- The State of Victoria’s duty to reduce Ms Kozarov’s risk of injury was otherwise engaged in August 2011, at the very latest.This was because the range of ‘signs’ elicited by Ms Kozarov were sufficient to have conferred the requisite notice on the SSOU, and to have thereby triggered a duty to proactively reduce Ms Kozarov’s risk of injury by way of reasonable steps.
- The State of Victoria breached its duty of care by omission, in its failure to (inter alia) offer Ms Kozarov a rotation out of the SSOU in late August 2011.
- On an analysis of the facts and expert evidence, it was more likely than not that an offer to rotate Ms Kozarov out of the SSOU in late August 2011 would have avoided Ms Kozarov’s psychiatric injury.
Implications for the assessment of liability for psychiatric injury in the workplace

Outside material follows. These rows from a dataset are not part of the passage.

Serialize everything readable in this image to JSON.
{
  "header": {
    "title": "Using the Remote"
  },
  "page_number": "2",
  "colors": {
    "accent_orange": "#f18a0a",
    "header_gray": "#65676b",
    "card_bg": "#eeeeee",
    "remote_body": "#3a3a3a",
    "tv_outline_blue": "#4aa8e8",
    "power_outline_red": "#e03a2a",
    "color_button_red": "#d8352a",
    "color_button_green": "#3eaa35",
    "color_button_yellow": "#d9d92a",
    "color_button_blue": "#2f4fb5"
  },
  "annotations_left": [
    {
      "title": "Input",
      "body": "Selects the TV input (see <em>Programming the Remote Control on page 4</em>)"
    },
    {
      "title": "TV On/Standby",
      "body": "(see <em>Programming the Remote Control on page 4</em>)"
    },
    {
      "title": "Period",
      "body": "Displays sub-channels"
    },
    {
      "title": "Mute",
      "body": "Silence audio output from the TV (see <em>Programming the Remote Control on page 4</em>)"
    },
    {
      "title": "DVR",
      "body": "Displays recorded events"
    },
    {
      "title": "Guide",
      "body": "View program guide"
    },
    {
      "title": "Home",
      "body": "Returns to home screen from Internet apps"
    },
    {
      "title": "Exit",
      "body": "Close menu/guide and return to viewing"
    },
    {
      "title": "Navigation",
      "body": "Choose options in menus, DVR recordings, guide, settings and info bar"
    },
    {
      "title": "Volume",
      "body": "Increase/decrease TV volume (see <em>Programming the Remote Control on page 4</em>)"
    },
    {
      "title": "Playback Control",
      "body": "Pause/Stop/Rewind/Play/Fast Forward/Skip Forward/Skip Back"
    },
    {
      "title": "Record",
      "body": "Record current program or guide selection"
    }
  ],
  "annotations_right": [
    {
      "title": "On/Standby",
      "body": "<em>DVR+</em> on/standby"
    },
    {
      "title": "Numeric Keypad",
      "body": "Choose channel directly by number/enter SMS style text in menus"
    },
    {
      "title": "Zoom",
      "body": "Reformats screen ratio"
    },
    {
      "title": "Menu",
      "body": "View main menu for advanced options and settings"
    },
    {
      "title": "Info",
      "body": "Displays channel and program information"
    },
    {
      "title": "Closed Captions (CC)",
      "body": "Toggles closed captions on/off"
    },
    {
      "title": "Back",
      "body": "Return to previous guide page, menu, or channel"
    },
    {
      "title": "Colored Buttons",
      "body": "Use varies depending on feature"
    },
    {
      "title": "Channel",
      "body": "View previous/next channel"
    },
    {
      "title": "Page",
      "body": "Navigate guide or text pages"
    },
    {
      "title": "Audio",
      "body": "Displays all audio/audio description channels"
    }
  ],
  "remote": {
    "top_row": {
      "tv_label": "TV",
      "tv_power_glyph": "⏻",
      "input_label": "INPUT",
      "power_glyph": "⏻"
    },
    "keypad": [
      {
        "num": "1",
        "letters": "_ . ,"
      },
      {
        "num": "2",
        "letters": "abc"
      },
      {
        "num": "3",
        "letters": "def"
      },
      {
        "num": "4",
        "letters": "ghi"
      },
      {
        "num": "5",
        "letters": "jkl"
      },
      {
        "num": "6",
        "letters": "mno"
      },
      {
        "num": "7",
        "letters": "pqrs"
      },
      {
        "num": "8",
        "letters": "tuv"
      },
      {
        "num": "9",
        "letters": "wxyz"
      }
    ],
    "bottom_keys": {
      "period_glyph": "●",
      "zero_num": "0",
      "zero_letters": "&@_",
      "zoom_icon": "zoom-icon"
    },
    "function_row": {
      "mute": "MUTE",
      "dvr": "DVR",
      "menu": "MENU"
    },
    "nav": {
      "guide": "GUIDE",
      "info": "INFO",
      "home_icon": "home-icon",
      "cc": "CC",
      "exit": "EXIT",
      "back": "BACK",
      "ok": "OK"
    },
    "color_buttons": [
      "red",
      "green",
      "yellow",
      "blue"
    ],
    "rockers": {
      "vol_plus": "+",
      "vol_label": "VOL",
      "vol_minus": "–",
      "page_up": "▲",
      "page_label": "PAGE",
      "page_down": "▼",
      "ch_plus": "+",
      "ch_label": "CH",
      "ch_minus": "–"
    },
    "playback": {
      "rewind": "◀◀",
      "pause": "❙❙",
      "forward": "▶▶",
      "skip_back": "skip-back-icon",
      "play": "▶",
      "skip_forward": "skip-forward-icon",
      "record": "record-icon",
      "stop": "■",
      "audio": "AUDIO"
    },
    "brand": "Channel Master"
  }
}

On its analysis of the facts before it, the High Court observed that Ms Kozarov’s role within the SSOU involved an inherent and obvious danger to the psychiatric health of all SSOU employees such that the State of Victoria owed a duty of care to all employees to proactively reduce their risk of psychiatric injury.
Ms Kozarov’s role within the SSOU involved the everyday management of child sexual offence prosecutions. She was often exposed to visual material depicting the same. She frequently conferred with child victims. She had a reasonably ‘busy’ work schedule involving court attendances and case preparation. The SSOU’s policy on vicarious trauma stipulated that there existed a specific risk to psychiatric health by reason of the exigencies of this work – being vicarious trauma.
Having decided the matter on its unique facts, the High Court did not enumerate other forms of employment that ought be similarly characterised as presenting an ‘inherent and obvious danger to psychiatric health’. Nonetheless, given the exceptional characteristics of Ms Kozarov’s employment, it is arguable the ‘inherent and obvious danger’ threshold is equally exceptional.
Overall, Kozarov guides practitioners to be cognisant of the following factors when analysing common law liability for psychiatric injury in the workplace:
- When assessing the point at which risk of injury is reasonably foreseeable, it remains necessary to establish the Koehler ‘evident signs’ warning of a specific risk of psychiatric injury unless the nature of employment presents an inherent and obvious danger to psychiatric health (which danger is known to the employer). We have yet to see which other occupations will reach the Kozarov threshold.
- The High Court has not offered a statement of principle regarding the content of an employer’s duty to reduce risk of psychiatric injury when it is enlivened in these particular circumstances, or regarding breach of that duty. Accordingly, it remains necessary to enquire: “Having regard…to the magnitude of the possible harm and the degree of probability of its occurrence and, on the other hand, to the burden of alleviating action, what steps would a reasonable person in the position of the employer have taken in response?” These measures may, but will not always, include counselling, psychological screening, and rotations.
- Finally, the question of causation is fact-dependant. A careful and holistic analysis of the factual matrix, expert evidence and lay witness evidence is critical to determine the probability of the avoidance of harm had the employer discharged its relevant duty.